has spent several seasons extrapolating the idea of elegance. His customers, he says, want to dress up. "They know how to dress casually," he said after his show. He's offering a crash course in long-legged dressiness: a tall, trim take on suiting that's equal parts classic rocker and Regency fop. (OK, maybe 60-40.) His jackets are elongated, three-button, and given an extra nip in at the waist by a waistcoat; his pants, narrow or boot-cut—a style now so out of general favor that it looks practically extraterrestrial. It gave you cause to consider that the high-water, ankle-baring pant length that currently enjoys near-universal dominance will, sooner or later, inevitably find its own time at an end. But probably not right now, and probably not at these hands.
In any case, Varvatos' elegance had a slept-in crumple, its linens creased, its leathers hand-distressed, as if they'd survived weeks on the road. Which is the ultimate Varvatosian fantasy. While working on the collection, he'd been editing John Varvatos: Rock in Fashion

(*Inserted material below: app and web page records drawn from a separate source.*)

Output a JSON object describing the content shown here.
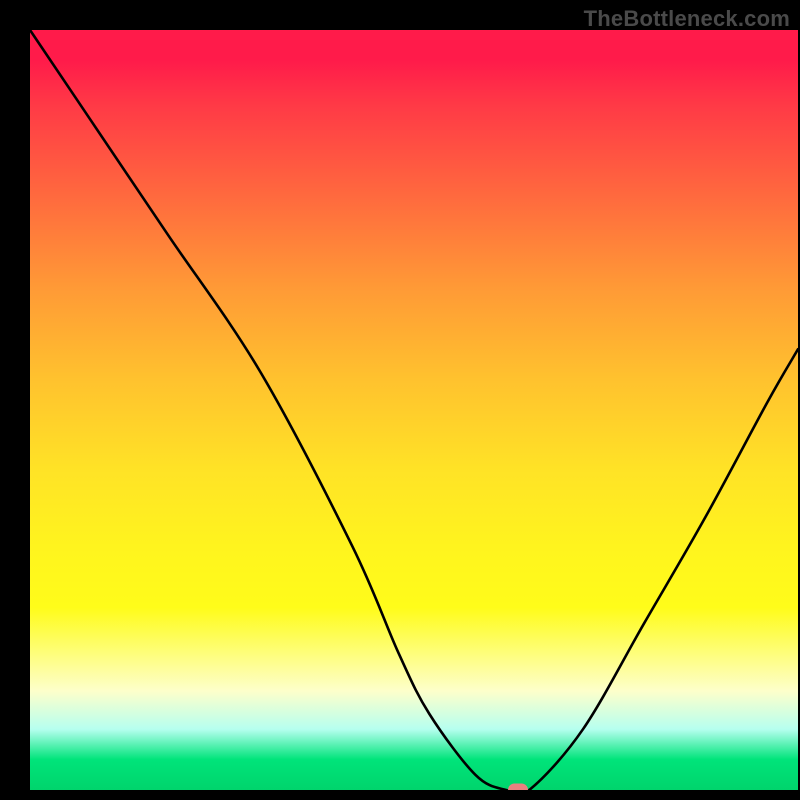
{
  "watermark": "TheBottleneck.com",
  "chart_data": {
    "type": "line",
    "title": "",
    "xlabel": "",
    "ylabel": "",
    "xlim": [
      0,
      100
    ],
    "ylim": [
      0,
      100
    ],
    "grid": false,
    "legend": false,
    "watermark_text": "TheBottleneck.com",
    "background_style": "vertical gradient: red (top) → orange → yellow → pale → green (bottom)",
    "series": [
      {
        "name": "bottleneck-curve",
        "color": "#000000",
        "x": [
          0,
          8,
          18,
          30,
          42,
          48,
          52,
          58,
          62,
          65,
          72,
          80,
          88,
          96,
          100
        ],
        "y": [
          100,
          88,
          73,
          55,
          32,
          18,
          10,
          2,
          0,
          0,
          8,
          22,
          36,
          51,
          58
        ]
      }
    ],
    "marker": {
      "x": 63.5,
      "y": 0,
      "color": "#e98080",
      "shape": "pill"
    }
  }
}
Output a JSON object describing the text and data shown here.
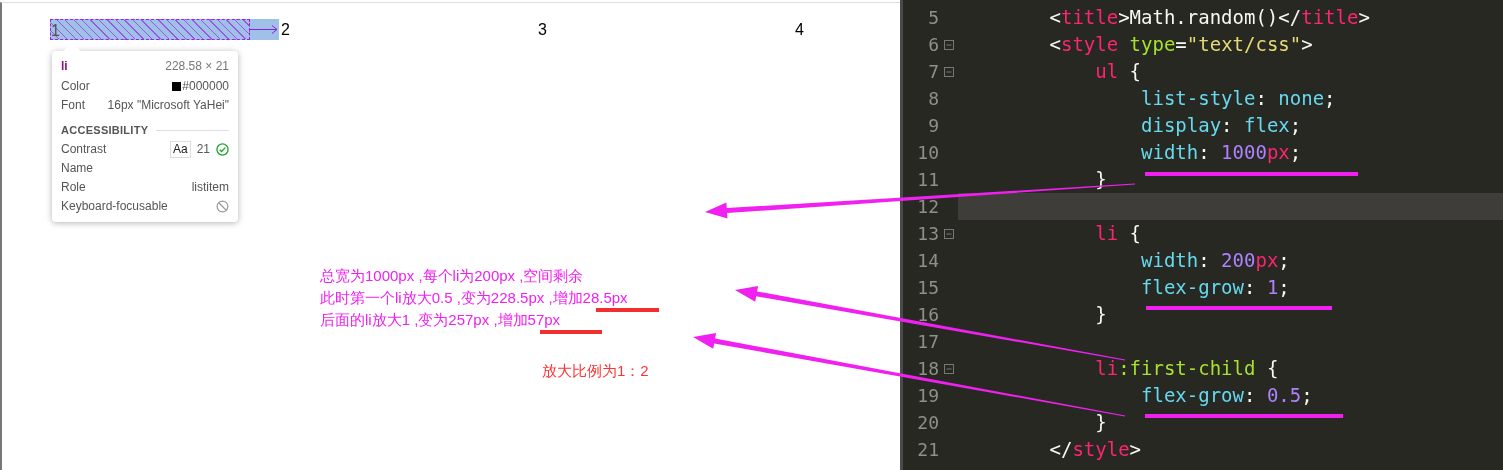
{
  "preview": {
    "items": [
      {
        "label": "1",
        "inspected": true
      },
      {
        "label": "2",
        "inspected": false
      },
      {
        "label": "3",
        "inspected": false
      },
      {
        "label": "4",
        "inspected": false
      }
    ]
  },
  "inspector_tooltip": {
    "tag": "li",
    "size": "228.58 × 21",
    "rows": [
      {
        "label": "Color",
        "value": "#000000",
        "kind": "color",
        "color": "#000000"
      },
      {
        "label": "Font",
        "value": "16px \"Microsoft YaHei\"",
        "kind": "font"
      }
    ],
    "section": "ACCESSIBILITY",
    "a11y_rows": [
      {
        "label": "Contrast",
        "kind": "contrast",
        "badge": "Aa",
        "value": "21",
        "passed": true
      },
      {
        "label": "Name",
        "kind": "text"
      },
      {
        "label": "Role",
        "kind": "text",
        "value": "listitem"
      },
      {
        "label": "Keyboard-focusable",
        "kind": "focusable",
        "focusable": false
      }
    ]
  },
  "notes": [
    {
      "kind": "explanation",
      "lines": [
        "总宽为1000px ,每个li为200px ,空间剩余",
        "此时第一个li放大0.5 ,变为228.5px ,增加28.5px",
        "后面的li放大1 ,变为257px ,增加57px"
      ]
    },
    {
      "kind": "ratio",
      "lines": [
        "放大比例为1：2"
      ]
    }
  ],
  "editor": {
    "lines": [
      {
        "number": "5",
        "fold": false,
        "highlighted": false,
        "tokens": [
          {
            "kind": "plain",
            "text": "        <"
          },
          {
            "kind": "tag",
            "text": "title"
          },
          {
            "kind": "plain",
            "text": ">Math.random()</"
          },
          {
            "kind": "tag",
            "text": "title"
          },
          {
            "kind": "plain",
            "text": ">"
          }
        ]
      },
      {
        "number": "6",
        "fold": true,
        "highlighted": false,
        "tokens": [
          {
            "kind": "plain",
            "text": "        <"
          },
          {
            "kind": "tag",
            "text": "style"
          },
          {
            "kind": "attr",
            "text": " type"
          },
          {
            "kind": "plain",
            "text": "="
          },
          {
            "kind": "string",
            "text": "\"text/css\""
          },
          {
            "kind": "plain",
            "text": ">"
          }
        ]
      },
      {
        "number": "7",
        "fold": true,
        "highlighted": false,
        "tokens": [
          {
            "kind": "tag",
            "text": "            ul"
          },
          {
            "kind": "plain",
            "text": " {"
          }
        ]
      },
      {
        "number": "8",
        "fold": false,
        "highlighted": false,
        "tokens": [
          {
            "kind": "prop",
            "text": "                list-style"
          },
          {
            "kind": "plain",
            "text": ": "
          },
          {
            "kind": "prop",
            "text": "none"
          },
          {
            "kind": "plain",
            "text": ";"
          }
        ]
      },
      {
        "number": "9",
        "fold": false,
        "highlighted": false,
        "tokens": [
          {
            "kind": "prop",
            "text": "                display"
          },
          {
            "kind": "plain",
            "text": ": "
          },
          {
            "kind": "prop",
            "text": "flex"
          },
          {
            "kind": "plain",
            "text": ";"
          }
        ]
      },
      {
        "number": "10",
        "fold": false,
        "highlighted": false,
        "tokens": [
          {
            "kind": "prop",
            "text": "                width"
          },
          {
            "kind": "plain",
            "text": ": "
          },
          {
            "kind": "number",
            "text": "1000"
          },
          {
            "kind": "unit",
            "text": "px"
          },
          {
            "kind": "plain",
            "text": ";"
          }
        ]
      },
      {
        "number": "11",
        "fold": false,
        "highlighted": false,
        "tokens": [
          {
            "kind": "plain",
            "text": "            }"
          }
        ]
      },
      {
        "number": "12",
        "fold": false,
        "highlighted": true
      },
      {
        "number": "13",
        "fold": true,
        "highlighted": false,
        "tokens": [
          {
            "kind": "tag",
            "text": "            li"
          },
          {
            "kind": "plain",
            "text": " {"
          }
        ]
      },
      {
        "number": "14",
        "fold": false,
        "highlighted": false,
        "tokens": [
          {
            "kind": "prop",
            "text": "                width"
          },
          {
            "kind": "plain",
            "text": ": "
          },
          {
            "kind": "number",
            "text": "200"
          },
          {
            "kind": "unit",
            "text": "px"
          },
          {
            "kind": "plain",
            "text": ";"
          }
        ]
      },
      {
        "number": "15",
        "fold": false,
        "highlighted": false,
        "tokens": [
          {
            "kind": "prop",
            "text": "                flex-grow"
          },
          {
            "kind": "plain",
            "text": ": "
          },
          {
            "kind": "number",
            "text": "1"
          },
          {
            "kind": "plain",
            "text": ";"
          }
        ]
      },
      {
        "number": "16",
        "fold": false,
        "highlighted": false,
        "tokens": [
          {
            "kind": "plain",
            "text": "            }"
          }
        ]
      },
      {
        "number": "17",
        "fold": false,
        "highlighted": false
      },
      {
        "number": "18",
        "fold": true,
        "highlighted": false,
        "tokens": [
          {
            "kind": "tag",
            "text": "            li"
          },
          {
            "kind": "attr",
            "text": ":first-child"
          },
          {
            "kind": "plain",
            "text": " {"
          }
        ]
      },
      {
        "number": "19",
        "fold": false,
        "highlighted": false,
        "tokens": [
          {
            "kind": "prop",
            "text": "                flex-grow"
          },
          {
            "kind": "plain",
            "text": ": "
          },
          {
            "kind": "number",
            "text": "0.5"
          },
          {
            "kind": "plain",
            "text": ";"
          }
        ]
      },
      {
        "number": "20",
        "fold": false,
        "highlighted": false,
        "tokens": [
          {
            "kind": "plain",
            "text": "            }"
          }
        ]
      },
      {
        "number": "21",
        "fold": false,
        "highlighted": false,
        "tokens": [
          {
            "kind": "plain",
            "text": "        </"
          },
          {
            "kind": "tag",
            "text": "style"
          },
          {
            "kind": "plain",
            "text": ">"
          }
        ]
      }
    ]
  }
}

, a compendium of rock 'n' roll photography, and the influence of elegant, traveling men like Bryan Ferry, David Bowie, and Jimi Hendrix was scrawled here. The show ended with an updated bandleader's jacket, the kind Hendrix liked, worn by a man who may be the closest doppelgänger the modeling world currently offers of Jimi himself.